-- EXERCISE DESCRIPTION --
Go to the line containing "Transcribe this image's" and retype it and every later line exactly as written, up to the last line of the entries. Keep pictures out.

*** THE DATA Section Begins ***

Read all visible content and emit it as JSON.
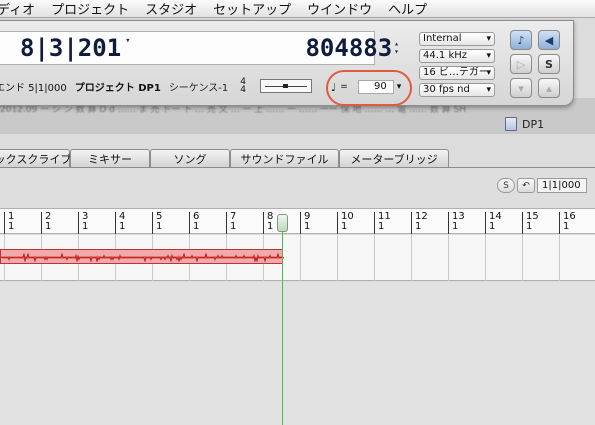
{
  "menubar": {
    "items": [
      "ディオ",
      "プロジェクト",
      "スタジオ",
      "セットアップ",
      "ウインドウ",
      "ヘルプ"
    ]
  },
  "transport": {
    "counter_main": "8|3|201",
    "counter_secondary": "804883",
    "end_label": "エンド 5|1|000",
    "project_label": "プロジェクト DP1",
    "sequence_label": "シーケンス-1",
    "time_sig_top": "4",
    "time_sig_bottom": "4",
    "tempo_symbol": "♩",
    "tempo_equals": "=",
    "tempo_value": "90",
    "sync_source": "Internal",
    "sample_rate": "44.1 kHz",
    "bit_depth": "16 ビ…テガー",
    "frame_rate": "30 fps nd",
    "buttons": {
      "click_label": "♪",
      "wait_label": "◀",
      "play_label": "▷",
      "sync_label": "S",
      "countoff_label": "▾",
      "overdub_label": "▴"
    }
  },
  "document": {
    "title": "DP1",
    "blurred_text": "    2012.09              ー シ ン   数 算     D  d    ……  ま 売  ドー  ト … 売 文 …  ー  上 ……  ー  ……  ーー   保 地 ……  … 電 ……  数 算 SH"
  },
  "tabs": [
    "ックスクライブ",
    "ミキサー",
    "ソング",
    "サウンドファイル",
    "メーターブリッジ"
  ],
  "timeline": {
    "s_button": "S",
    "back_button": "↶",
    "position": "1|1|000",
    "ruler_marks": [
      {
        "bar": "1",
        "beat": "1"
      },
      {
        "bar": "2",
        "beat": "1"
      },
      {
        "bar": "3",
        "beat": "1"
      },
      {
        "bar": "4",
        "beat": "1"
      },
      {
        "bar": "5",
        "beat": "1"
      },
      {
        "bar": "6",
        "beat": "1"
      },
      {
        "bar": "7",
        "beat": "1"
      },
      {
        "bar": "8",
        "beat": "1"
      },
      {
        "bar": "9",
        "beat": "1"
      },
      {
        "bar": "10",
        "beat": "1"
      },
      {
        "bar": "11",
        "beat": "1"
      },
      {
        "bar": "12",
        "beat": "1"
      },
      {
        "bar": "13",
        "beat": "1"
      },
      {
        "bar": "14",
        "beat": "1"
      },
      {
        "bar": "15",
        "beat": "1"
      },
      {
        "bar": "16",
        "beat": "1"
      }
    ]
  },
  "colors": {
    "playhead": "#45c245",
    "region_fill": "#f2a9a9",
    "region_wave": "#c21d1d",
    "highlight_ring": "#e05a3d"
  }
}
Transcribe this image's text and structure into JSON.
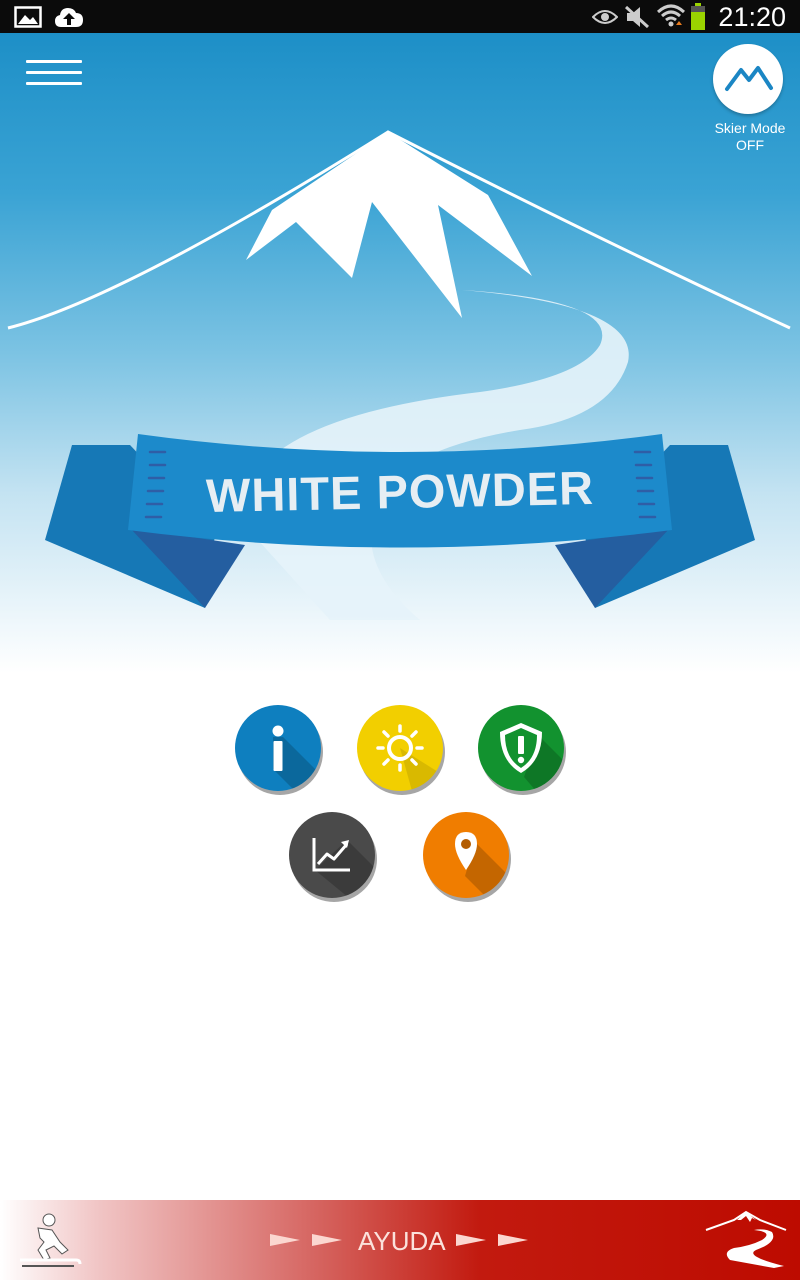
{
  "status_bar": {
    "time": "21:20",
    "left_icons": [
      "image-icon",
      "cloud-upload-icon"
    ],
    "right_icons": [
      "eye-icon",
      "mute-icon",
      "wifi-icon",
      "battery-icon"
    ]
  },
  "header": {
    "menu_icon": "hamburger-menu-icon",
    "skier_mode": {
      "line1": "Skier Mode",
      "line2": "OFF",
      "icon": "mountain-icon"
    }
  },
  "banner": {
    "title": "WHITE POWDER"
  },
  "actions": [
    {
      "icon": "info-icon",
      "color": "#0e7fbf"
    },
    {
      "icon": "sun-icon",
      "color": "#f2cf00"
    },
    {
      "icon": "shield-alert-icon",
      "color": "#12922f"
    },
    {
      "icon": "chart-icon",
      "color": "#4a4a4a"
    },
    {
      "icon": "location-pin-icon",
      "color": "#f07d00"
    }
  ],
  "footer": {
    "help_label": "AYUDA",
    "left_icon": "skier-icon",
    "right_icon": "mountain-logo-icon",
    "accent": "#bd0b00"
  }
}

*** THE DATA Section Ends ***

-- OUTPUT OF THE EXERCISE --
Transcribe this image's text and structure into JSON.
{
  "status_bar": {
    "time": "21:20",
    "left_icons": [
      "image-icon",
      "cloud-upload-icon"
    ],
    "right_icons": [
      "eye-icon",
      "mute-icon",
      "wifi-icon",
      "battery-icon"
    ]
  },
  "header": {
    "menu_icon": "hamburger-menu-icon",
    "skier_mode": {
      "line1": "Skier Mode",
      "line2": "OFF",
      "icon": "mountain-icon"
    }
  },
  "banner": {
    "title": "WHITE POWDER"
  },
  "actions": [
    {
      "icon": "info-icon",
      "color": "#0e7fbf"
    },
    {
      "icon": "sun-icon",
      "color": "#f2cf00"
    },
    {
      "icon": "shield-alert-icon",
      "color": "#12922f"
    },
    {
      "icon": "chart-icon",
      "color": "#4a4a4a"
    },
    {
      "icon": "location-pin-icon",
      "color": "#f07d00"
    }
  ],
  "footer": {
    "help_label": "AYUDA",
    "left_icon": "skier-icon",
    "right_icon": "mountain-logo-icon",
    "accent": "#bd0b00"
  }
}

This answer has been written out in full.